San Francisco-based device manufacturer UNYQ is teaming up with Ikea for a unique new project. Both companies are looking to produce 3D printed personalised products for the gaming community. This project could enable form-fitting, comfortable products that support better rest and posture. Using body-scanning the companies attempts to create ideal accessories that aid in posture and comfort.
We’ve previously covered Ikea’s various projects using 3D printing for aiding people with disabilities. Much like their work with ThisAbles, this project also leverages 3D printing’s customisability. Fittingly, UNYQ got their start working with designs for upper and lower limb amputees. They were originally developing personalised prosthetic covers, and now they’ve moved on to gaming goods.

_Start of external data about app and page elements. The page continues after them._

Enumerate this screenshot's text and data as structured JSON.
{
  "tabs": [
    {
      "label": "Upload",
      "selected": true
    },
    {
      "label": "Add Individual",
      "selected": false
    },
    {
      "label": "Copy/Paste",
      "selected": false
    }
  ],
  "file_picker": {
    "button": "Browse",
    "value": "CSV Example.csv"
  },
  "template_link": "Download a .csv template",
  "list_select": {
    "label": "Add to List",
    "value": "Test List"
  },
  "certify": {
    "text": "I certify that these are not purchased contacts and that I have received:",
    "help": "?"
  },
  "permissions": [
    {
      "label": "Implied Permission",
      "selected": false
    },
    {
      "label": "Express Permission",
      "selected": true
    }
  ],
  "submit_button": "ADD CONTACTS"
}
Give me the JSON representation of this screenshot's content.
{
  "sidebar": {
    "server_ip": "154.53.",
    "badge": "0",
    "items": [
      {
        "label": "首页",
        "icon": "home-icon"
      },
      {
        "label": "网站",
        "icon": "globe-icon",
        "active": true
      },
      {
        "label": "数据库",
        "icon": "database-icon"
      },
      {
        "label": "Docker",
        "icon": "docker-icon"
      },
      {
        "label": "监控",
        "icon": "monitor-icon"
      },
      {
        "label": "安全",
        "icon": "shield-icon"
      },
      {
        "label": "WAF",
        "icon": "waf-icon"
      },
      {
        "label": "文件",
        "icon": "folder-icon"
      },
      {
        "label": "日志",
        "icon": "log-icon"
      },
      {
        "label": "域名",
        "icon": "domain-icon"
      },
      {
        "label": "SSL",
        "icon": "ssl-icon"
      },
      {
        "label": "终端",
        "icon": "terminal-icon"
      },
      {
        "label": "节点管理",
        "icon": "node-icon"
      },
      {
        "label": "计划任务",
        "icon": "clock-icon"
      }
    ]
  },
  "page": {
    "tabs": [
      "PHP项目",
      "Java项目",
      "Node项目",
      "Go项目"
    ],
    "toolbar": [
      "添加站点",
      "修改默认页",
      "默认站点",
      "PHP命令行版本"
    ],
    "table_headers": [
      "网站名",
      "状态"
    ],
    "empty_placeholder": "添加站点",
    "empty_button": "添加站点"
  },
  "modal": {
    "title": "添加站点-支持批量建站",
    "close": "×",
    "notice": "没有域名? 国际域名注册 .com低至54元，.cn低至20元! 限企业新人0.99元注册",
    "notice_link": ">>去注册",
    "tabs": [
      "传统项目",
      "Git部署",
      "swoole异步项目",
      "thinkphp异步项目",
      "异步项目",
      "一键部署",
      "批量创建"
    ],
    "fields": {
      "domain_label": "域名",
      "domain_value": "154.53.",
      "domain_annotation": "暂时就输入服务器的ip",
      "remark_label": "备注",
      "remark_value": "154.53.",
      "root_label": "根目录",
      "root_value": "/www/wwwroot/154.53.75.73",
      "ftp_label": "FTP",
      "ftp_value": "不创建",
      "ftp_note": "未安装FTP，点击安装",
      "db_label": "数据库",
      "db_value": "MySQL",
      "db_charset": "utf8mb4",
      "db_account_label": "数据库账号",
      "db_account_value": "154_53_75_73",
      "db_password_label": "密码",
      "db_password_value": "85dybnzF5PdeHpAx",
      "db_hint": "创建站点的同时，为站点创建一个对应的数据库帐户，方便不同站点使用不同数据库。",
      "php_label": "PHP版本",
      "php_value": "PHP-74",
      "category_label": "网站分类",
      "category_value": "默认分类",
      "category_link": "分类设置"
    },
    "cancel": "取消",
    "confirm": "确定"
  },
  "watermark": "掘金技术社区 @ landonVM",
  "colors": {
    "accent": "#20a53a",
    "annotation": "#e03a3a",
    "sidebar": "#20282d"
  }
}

“The gaming community has been overlooked for a long time when it comes to furniture and accessories that are functional and customized, as well as aesthetically suit individuals’ preferences,” said Eythor Bender, Co-Founder and CEO of UNYQ.
Currently, the companies have produced 3 prototypes labeled ‘UPPKOPPLA’, which means ‘online’ in Swedish. These prototypes includes a biometric wrist support, allowing users to maintain the medically advisable height-level for their wrist to the keyboard. Similarly, the soft pliable, vented keycaps go on the keyboard, presumably for less finger-strain. Lastly, they also made a portable mouse “bungee”, keeping the users’ mouse cable in place, diminishing tangling and promoting freer movement.
Bespoke Solutions for Gaming
When it comes to gaming, accessories alone are a billion dollar industry. Since gamers spend so long in certain positions and postures that can be unhealthy, products like these could aid in relieving a lot of the bodily stress they may endure. It may not sound like much, but these sorts of activities can pose cumulative health hazards. This can be particularly strenuous on the spine and the wrists.
UNYQ and Ikea are joined by Area Academy as consultants. This e-sports company brings in an educational background for better information and research. Similarly, Carbon provided the 3D printing technology. Both companies also previously unveiled the UBIK, and ergonomic chair. Aside from 3D printing, they also used body-scanning to customize the lattice inserts to suit a gamers ideal posture. The project may even expand beyond the realm of gaming into other areas eventually.
Michael Nikolic, Creative Leader at IKEA of Sweden, said, “This is an exciting partnership for IKEA. UNYQ has developed a method of creating solutions that fit everyone’s unique needs and tastes, letting customers take design into their own hands. It is a great way to give customers exactly what they want, and it also minimizes waste as production is directly aligned with demand and there is no inventory. We are really looking forward to see where this new way of working will take us and are excited to continue to collaborate with UNYQ.”
Featured image courtesy of UNYQ